Lunar Resources will explore different ideas for its lunar pipeline concept, but they're starting with a 5 km pipeline. "Our starting concept is for a 5 km pipeline to transport oxygen gas from an oxygen production source, for example, our molten regolith electrolysis (MRE) extraction site or any other source, to an oxygen storage/liquification plant near a lunar base," Curreri explains.
LSPOP would be manufactured in segments on the moon's surface and then joined together in a five km length. The pipeline would likely be made of aluminum, which is plentiful on the moon's surface, especially at the south pole. "Other in-situ metals which will also be analyzed for consideration include iron and magnesium," Curreri writes.
The pipeline would be long-lived, repairable, and evolvable. It would also be cheaper than other methods, though lunar manufacturing would still need some support from Earth.

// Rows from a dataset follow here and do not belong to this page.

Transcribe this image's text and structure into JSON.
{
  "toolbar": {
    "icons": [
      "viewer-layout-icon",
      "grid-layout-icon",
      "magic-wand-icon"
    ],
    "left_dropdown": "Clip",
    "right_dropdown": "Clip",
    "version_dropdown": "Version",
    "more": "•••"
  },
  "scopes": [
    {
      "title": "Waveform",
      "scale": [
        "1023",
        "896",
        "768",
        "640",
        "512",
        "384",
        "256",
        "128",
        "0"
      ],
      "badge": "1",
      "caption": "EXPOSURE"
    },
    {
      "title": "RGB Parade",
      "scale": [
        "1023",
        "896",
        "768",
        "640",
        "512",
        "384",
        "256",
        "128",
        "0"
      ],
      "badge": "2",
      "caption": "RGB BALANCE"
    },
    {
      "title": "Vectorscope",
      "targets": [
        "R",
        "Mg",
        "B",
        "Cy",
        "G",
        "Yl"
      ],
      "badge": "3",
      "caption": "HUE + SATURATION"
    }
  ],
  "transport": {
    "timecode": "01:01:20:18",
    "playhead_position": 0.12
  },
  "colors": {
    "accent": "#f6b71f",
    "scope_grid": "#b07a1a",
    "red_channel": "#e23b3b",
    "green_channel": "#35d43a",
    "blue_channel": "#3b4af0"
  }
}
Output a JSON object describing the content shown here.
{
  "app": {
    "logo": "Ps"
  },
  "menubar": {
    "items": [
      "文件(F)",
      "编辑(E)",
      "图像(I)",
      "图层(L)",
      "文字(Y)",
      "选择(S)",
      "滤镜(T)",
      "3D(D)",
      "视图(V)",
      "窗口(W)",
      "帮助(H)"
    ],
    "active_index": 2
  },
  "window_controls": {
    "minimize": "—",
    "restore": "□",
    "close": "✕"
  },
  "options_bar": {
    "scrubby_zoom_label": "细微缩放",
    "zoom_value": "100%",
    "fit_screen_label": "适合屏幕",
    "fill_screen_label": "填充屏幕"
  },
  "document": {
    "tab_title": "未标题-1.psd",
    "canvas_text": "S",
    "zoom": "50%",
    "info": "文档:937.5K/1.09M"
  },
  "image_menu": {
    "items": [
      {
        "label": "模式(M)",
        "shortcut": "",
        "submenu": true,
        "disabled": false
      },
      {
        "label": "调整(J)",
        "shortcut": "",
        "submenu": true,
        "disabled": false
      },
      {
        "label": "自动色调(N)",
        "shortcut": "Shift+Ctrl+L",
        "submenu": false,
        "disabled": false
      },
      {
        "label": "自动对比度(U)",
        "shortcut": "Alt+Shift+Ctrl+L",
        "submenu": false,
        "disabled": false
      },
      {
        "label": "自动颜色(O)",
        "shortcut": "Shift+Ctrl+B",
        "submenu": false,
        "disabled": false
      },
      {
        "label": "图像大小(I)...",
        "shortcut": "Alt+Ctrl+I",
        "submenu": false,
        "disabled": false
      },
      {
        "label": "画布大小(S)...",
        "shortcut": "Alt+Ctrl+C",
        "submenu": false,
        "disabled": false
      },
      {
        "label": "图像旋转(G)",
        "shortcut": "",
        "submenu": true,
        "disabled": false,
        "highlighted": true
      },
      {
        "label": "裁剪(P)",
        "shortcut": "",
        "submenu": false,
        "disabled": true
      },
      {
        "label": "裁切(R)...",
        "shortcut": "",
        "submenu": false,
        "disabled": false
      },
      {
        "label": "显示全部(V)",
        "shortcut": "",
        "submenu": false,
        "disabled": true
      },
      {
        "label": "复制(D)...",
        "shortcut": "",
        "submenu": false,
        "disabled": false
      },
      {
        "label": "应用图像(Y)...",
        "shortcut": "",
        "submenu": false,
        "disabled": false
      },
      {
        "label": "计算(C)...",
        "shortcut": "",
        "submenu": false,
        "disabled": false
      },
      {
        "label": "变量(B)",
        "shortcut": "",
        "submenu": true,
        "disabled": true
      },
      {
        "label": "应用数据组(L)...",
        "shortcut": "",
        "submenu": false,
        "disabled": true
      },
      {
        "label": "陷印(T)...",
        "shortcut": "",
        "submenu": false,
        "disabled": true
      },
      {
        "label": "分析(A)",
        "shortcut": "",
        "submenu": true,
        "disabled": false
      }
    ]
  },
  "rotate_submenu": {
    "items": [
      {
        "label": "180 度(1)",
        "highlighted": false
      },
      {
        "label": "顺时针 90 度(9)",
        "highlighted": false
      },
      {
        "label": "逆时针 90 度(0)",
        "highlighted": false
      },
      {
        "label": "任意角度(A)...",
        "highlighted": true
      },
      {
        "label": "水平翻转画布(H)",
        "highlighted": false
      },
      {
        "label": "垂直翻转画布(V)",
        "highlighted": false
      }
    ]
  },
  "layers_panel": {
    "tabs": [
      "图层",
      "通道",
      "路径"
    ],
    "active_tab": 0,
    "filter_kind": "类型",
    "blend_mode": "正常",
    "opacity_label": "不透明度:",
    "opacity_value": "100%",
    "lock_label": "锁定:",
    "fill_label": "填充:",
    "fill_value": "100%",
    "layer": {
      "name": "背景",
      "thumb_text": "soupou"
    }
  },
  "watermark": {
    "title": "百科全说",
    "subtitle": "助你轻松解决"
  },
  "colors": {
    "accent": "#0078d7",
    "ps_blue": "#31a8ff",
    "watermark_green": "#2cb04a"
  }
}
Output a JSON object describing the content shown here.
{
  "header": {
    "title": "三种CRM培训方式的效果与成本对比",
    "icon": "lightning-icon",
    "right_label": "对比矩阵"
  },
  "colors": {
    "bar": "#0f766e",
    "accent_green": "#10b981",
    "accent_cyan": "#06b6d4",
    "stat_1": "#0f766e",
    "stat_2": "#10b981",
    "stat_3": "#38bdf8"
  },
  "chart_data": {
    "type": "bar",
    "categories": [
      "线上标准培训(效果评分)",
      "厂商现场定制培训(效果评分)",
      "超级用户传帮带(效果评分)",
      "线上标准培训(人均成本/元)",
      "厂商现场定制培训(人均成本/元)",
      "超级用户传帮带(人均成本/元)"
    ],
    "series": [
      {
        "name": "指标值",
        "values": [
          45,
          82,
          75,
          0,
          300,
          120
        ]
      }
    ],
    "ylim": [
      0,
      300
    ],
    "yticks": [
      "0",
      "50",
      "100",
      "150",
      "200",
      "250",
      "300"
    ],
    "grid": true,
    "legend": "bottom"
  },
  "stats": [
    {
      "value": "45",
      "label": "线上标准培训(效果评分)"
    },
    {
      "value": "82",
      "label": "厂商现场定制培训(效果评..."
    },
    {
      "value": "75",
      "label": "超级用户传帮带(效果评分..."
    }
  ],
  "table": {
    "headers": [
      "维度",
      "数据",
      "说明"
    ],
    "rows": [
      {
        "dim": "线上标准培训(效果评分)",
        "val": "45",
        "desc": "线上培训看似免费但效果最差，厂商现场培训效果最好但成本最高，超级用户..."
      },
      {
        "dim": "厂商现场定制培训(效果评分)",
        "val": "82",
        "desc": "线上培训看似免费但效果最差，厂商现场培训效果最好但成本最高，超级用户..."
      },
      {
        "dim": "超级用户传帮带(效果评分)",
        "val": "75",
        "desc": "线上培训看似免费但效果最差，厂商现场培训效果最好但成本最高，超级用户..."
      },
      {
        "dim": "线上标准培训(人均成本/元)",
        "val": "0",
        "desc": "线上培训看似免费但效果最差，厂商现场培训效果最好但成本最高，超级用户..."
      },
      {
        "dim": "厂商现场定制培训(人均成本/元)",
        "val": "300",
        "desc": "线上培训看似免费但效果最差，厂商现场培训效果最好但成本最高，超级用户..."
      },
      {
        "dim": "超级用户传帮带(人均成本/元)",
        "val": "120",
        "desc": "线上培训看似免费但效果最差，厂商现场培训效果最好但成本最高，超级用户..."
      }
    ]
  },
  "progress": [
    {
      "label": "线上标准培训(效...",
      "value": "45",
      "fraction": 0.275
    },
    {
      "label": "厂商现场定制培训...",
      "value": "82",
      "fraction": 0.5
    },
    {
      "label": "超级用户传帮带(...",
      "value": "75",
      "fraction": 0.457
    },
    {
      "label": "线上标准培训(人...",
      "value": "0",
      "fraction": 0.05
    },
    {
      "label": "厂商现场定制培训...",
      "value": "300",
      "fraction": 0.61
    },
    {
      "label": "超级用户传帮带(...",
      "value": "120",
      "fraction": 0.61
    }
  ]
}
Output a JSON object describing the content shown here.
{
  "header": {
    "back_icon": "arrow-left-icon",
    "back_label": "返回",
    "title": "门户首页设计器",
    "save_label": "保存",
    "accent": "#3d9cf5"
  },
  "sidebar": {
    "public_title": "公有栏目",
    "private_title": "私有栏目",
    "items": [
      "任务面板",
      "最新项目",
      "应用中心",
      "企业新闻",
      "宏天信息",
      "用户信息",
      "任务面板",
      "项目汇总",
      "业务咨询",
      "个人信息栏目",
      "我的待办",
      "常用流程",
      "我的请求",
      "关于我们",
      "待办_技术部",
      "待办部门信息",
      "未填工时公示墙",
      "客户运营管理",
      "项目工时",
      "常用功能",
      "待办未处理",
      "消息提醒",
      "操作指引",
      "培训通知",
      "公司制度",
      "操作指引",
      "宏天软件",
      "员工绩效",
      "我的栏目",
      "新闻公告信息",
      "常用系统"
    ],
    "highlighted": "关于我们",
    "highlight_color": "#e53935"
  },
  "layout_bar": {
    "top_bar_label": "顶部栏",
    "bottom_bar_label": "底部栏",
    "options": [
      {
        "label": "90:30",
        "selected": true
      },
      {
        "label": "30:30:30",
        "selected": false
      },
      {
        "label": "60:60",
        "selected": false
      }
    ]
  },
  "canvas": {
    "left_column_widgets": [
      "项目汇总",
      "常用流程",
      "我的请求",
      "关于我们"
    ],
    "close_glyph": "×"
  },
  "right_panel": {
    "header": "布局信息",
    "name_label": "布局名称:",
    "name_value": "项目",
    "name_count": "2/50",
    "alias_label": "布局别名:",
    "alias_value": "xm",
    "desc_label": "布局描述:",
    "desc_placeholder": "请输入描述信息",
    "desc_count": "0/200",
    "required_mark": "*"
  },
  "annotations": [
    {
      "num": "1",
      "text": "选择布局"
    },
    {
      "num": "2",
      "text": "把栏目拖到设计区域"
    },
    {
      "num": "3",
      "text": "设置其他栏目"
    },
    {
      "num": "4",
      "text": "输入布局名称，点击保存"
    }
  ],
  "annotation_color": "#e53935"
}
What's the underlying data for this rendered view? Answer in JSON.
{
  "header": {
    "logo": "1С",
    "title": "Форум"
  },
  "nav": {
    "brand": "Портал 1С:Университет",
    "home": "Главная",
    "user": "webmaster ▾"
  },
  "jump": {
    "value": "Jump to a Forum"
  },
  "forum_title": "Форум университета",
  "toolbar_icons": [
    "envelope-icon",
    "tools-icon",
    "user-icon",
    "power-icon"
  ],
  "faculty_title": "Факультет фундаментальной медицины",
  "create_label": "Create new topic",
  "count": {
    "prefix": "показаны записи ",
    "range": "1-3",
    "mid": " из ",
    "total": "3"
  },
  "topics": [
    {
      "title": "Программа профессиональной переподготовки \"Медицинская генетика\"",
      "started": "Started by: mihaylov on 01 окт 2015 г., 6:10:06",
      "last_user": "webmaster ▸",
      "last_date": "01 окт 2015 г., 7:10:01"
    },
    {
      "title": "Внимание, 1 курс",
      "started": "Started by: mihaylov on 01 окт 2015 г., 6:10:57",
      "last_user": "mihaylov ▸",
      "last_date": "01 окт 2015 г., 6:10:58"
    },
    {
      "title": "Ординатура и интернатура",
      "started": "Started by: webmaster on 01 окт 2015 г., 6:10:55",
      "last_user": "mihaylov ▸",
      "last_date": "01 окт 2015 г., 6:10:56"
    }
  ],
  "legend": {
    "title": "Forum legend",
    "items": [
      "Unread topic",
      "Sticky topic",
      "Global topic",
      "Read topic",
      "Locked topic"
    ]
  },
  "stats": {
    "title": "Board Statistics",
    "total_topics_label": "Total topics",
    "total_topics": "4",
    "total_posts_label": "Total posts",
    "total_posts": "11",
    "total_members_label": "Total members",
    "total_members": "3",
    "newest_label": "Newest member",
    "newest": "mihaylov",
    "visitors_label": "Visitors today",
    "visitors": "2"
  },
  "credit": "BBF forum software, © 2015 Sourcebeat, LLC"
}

Lunar Resources says the pipeline could be constructed robotically from metals from the lunar regolith, though some minimal use of Earth materials would still be needed. It could also be repaired robotically. NASA projects that Artemis will need 10,000 kg of oxygen per year initially, and the LSPOP can reach deliver that with a flow rate of about 2kg/hour. It needs minimal power over its lifetime, would be very reliable, and its lifetime in the lunar environment would exceed 10 years.
The Lunar South Pole Oxygen Pipeline is a Phase One selection in the NIAC Program. That means NASA will fund a 9-month-long study for the concept. It provides an opportunity to explore the overall viability and advance the Technology Readiness Level (TRL) of the LSPOP. After Phase One ends, Lunar Resources can apply for Phase Two funding, which develops concepts for up to two years.
Provided by Universe Today